TASK: Return all lines below containing the word "description".
※
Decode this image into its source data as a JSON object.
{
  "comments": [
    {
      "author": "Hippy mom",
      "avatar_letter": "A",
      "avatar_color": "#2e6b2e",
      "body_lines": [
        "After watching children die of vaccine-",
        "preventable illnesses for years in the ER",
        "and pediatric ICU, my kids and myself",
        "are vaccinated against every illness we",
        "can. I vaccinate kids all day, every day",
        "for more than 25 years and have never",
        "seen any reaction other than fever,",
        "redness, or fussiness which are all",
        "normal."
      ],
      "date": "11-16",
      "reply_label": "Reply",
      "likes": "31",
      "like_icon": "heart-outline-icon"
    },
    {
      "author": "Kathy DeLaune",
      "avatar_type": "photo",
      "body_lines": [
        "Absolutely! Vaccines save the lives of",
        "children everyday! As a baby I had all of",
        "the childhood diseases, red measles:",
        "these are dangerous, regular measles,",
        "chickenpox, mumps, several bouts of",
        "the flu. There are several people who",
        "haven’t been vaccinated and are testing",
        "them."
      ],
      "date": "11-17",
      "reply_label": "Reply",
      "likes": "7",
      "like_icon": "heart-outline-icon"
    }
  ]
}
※
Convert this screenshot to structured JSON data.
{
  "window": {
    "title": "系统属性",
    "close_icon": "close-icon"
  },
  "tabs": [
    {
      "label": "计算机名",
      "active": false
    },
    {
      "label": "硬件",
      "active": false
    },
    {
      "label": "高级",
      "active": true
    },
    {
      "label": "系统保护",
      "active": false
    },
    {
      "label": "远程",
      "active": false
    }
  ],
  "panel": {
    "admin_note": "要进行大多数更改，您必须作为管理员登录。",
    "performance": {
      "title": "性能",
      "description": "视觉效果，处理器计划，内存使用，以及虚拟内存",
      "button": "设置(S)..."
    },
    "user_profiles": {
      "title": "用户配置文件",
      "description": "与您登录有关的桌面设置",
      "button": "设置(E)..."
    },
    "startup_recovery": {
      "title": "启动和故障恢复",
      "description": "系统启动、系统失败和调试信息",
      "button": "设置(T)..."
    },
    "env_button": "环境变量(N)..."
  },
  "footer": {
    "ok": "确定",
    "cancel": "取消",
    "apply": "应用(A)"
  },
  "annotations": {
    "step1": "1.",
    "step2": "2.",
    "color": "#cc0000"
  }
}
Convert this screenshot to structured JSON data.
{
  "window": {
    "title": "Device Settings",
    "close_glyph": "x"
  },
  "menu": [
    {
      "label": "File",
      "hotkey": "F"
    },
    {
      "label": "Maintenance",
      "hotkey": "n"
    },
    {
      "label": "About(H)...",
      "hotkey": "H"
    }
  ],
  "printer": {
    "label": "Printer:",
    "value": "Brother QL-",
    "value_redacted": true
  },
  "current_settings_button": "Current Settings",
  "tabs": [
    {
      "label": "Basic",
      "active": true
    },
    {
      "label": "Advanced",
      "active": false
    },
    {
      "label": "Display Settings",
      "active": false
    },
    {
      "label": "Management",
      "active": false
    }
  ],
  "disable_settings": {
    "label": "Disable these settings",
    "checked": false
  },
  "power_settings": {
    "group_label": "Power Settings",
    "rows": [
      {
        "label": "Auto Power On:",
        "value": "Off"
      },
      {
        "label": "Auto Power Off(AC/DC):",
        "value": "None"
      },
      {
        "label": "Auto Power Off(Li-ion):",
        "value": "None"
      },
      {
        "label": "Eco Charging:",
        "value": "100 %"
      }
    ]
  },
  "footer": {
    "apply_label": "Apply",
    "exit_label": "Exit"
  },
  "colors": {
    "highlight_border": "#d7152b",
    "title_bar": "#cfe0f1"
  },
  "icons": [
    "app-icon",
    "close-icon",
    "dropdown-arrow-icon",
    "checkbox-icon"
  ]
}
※
RESULT:
      "description": "视觉效果，处理器计划，内存使用，以及虚拟内存",
      "description": "与您登录有关的桌面设置",
      "description": "系统启动、系统失败和调试信息",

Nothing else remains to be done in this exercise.